> _Input material_

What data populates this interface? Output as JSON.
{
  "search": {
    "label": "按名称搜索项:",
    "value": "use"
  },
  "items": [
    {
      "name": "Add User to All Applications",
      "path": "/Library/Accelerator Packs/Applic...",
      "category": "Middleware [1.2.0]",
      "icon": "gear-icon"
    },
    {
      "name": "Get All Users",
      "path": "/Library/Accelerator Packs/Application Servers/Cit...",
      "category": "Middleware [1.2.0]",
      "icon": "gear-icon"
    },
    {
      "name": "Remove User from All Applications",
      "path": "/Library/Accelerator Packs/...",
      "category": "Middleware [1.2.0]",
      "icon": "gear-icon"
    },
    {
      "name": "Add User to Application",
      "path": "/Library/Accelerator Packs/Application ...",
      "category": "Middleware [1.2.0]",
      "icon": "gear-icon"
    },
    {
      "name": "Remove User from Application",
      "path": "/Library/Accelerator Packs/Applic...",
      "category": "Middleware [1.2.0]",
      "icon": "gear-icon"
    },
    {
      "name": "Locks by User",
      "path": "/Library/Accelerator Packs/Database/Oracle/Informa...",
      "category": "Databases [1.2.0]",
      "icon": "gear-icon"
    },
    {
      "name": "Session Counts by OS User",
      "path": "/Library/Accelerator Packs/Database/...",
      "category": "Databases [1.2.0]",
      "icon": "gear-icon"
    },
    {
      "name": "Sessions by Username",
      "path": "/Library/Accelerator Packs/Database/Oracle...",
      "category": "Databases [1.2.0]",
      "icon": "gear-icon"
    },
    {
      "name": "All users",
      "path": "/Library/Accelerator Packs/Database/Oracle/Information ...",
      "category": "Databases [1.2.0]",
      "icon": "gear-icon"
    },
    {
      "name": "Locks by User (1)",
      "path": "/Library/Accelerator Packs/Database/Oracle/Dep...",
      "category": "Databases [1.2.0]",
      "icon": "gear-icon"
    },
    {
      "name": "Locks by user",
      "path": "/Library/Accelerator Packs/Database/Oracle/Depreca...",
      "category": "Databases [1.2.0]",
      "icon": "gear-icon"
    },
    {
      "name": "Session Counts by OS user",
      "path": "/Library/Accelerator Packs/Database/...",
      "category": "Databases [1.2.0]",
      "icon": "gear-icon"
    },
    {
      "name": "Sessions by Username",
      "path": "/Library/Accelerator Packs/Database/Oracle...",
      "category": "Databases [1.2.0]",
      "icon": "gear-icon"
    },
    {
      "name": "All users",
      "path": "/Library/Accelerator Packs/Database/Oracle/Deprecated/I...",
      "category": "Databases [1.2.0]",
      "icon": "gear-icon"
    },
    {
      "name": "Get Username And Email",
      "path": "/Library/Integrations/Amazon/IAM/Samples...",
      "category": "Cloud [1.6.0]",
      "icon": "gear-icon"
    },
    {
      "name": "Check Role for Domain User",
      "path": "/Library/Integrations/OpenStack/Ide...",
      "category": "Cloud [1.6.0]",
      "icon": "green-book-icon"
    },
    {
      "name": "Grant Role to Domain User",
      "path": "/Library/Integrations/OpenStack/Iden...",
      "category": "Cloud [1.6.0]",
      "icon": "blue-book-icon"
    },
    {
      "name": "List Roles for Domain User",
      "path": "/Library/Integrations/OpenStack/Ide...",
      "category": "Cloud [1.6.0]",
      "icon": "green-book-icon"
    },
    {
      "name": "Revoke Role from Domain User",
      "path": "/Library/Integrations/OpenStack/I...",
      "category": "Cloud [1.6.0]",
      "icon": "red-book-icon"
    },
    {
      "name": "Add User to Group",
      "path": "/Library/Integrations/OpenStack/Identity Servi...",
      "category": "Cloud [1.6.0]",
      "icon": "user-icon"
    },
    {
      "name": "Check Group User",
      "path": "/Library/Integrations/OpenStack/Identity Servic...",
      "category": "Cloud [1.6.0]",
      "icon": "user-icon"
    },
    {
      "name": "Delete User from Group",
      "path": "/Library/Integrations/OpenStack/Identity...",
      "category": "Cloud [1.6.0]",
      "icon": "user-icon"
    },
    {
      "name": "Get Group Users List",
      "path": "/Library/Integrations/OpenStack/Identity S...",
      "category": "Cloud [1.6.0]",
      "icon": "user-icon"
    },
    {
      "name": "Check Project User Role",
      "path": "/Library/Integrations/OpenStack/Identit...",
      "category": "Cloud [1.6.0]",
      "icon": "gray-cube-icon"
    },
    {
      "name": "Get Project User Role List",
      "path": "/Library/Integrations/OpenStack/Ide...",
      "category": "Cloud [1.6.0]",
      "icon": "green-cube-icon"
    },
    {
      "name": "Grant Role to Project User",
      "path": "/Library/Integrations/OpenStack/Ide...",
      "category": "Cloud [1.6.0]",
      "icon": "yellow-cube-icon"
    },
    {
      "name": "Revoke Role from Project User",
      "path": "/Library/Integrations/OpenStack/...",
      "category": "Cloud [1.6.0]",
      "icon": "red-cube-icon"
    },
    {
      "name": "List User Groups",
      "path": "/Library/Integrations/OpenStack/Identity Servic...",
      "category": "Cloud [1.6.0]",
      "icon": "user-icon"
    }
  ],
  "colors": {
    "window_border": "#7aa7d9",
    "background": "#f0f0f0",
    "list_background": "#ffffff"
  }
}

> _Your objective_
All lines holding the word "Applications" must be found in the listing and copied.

> _Solution to this problem_
      "name": "Add User to All Applications",
      "name": "Remove User from All Applications",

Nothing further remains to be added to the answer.